In order for IFP to operate both Idaho Falls and the Gem State Projects, they must be granted an operating license from FERC. The Federal Power Act (FPA) gives FERC the exclusive authority to issue licenses to construct, operate, and maintain certain non-federal hydropower projects. A license is issued for a specific period of time (typically 40 years), and all licensees, like IFP, must reapply for a new license prior to the expiration of an existing license. This application process is called relicensing.
Since it's been a long time since IFP last relicensed their Projects, FERC must look at the operations of the Idaho Falls and Gem State Projects through the lens of modern environmental standards. The existing data that will be collected as part of the PAD may reveal gaps into known existing information, and this may result in IFP needing to conduct some environmental studies to get an accurate snapshot of the current environmental conditions.
As such, the relicensing process addresses not only a project's power generation, but also the natural and social resources present at a project that may be affected, both positively and negatively, by the project's continued operation. These resources include:
- Fish and Aquatic life
- Water Quantity and Quality
- Botanical (plants and vegetation)
- Land Use (sediment and erosion)
- Cultural and Historic (including tribal)
Under the FPA, FERC is required to consider both power and non-power issues when relicensing hydroelectric facilities. FERC equally considers all of the resources provided by hydropower projects including those listed above, as well as flood control and power generation.
Integrated Licensing Process
As noted in the overview, IFP has chosen the Integrated Licensing Process (ILP) to conduct this relicensing. The ILP begins when IFP submits their Notice of Intent (NOI) to seek a new license, and a PAD to FERC. The ILP is a schedule-driven process lead by FERC. Similar to other relicensing processes, stakeholders will have multiple opportunities for engagement including attending public meetings, commenting on documents produced by IFP, and responding comments filed by FERC and other stakeholders.

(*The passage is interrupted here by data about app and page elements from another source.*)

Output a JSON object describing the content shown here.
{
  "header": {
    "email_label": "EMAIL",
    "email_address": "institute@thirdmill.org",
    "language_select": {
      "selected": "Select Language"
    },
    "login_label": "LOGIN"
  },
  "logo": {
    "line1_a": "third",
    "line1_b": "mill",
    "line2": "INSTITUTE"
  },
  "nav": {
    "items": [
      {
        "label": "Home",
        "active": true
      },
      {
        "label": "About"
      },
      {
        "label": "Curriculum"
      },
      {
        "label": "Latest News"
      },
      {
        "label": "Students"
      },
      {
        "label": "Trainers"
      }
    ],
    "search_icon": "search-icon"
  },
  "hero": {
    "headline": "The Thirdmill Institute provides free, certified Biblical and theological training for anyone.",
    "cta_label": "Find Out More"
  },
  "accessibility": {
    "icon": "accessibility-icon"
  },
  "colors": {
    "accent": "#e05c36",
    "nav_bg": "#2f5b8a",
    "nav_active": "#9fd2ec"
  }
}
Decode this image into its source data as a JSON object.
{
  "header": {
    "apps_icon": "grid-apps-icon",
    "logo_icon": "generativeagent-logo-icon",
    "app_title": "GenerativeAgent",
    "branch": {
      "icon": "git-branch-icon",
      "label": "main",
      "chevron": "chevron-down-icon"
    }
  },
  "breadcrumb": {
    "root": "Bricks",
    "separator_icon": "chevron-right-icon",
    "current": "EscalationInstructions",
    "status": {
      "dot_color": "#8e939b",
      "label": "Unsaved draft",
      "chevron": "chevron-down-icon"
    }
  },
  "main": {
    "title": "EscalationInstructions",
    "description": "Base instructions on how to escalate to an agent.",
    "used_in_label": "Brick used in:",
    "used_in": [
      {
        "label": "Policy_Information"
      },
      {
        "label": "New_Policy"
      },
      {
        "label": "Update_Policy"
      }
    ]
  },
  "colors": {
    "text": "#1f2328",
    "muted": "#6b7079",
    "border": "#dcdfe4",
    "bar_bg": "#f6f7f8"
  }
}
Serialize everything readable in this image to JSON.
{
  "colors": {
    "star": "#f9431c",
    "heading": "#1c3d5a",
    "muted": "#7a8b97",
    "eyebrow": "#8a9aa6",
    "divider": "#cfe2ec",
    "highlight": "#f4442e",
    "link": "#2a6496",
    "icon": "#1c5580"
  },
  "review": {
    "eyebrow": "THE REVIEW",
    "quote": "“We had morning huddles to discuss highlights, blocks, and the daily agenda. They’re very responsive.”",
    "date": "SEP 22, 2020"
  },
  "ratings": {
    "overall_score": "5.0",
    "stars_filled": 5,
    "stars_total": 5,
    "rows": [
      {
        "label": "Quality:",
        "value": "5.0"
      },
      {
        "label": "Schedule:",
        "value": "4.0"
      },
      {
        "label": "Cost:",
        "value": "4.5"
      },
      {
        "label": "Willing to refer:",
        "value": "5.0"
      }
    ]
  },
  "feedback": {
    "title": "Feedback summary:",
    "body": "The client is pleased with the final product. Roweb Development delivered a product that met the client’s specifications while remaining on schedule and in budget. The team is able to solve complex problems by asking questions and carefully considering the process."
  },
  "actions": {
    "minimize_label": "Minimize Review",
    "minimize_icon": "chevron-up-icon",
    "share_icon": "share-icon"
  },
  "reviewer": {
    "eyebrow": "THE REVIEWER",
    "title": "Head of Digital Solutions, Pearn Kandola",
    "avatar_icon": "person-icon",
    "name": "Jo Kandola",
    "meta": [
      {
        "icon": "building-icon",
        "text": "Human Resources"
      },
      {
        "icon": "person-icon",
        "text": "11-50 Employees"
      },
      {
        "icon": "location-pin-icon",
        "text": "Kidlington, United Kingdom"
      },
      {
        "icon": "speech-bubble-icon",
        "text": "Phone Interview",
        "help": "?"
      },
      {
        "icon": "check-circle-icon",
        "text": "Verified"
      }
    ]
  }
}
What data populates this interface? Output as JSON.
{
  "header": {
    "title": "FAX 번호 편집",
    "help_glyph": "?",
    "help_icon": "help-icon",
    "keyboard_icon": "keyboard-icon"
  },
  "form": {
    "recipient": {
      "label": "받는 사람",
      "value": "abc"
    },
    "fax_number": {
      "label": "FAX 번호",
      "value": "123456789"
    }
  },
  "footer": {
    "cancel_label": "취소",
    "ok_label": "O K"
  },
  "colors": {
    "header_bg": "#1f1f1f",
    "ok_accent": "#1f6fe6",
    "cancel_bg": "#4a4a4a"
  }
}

In relicensing, stakeholders are encouraged to participate and provide both FERC and IFP insight into resource concerns that matter to them.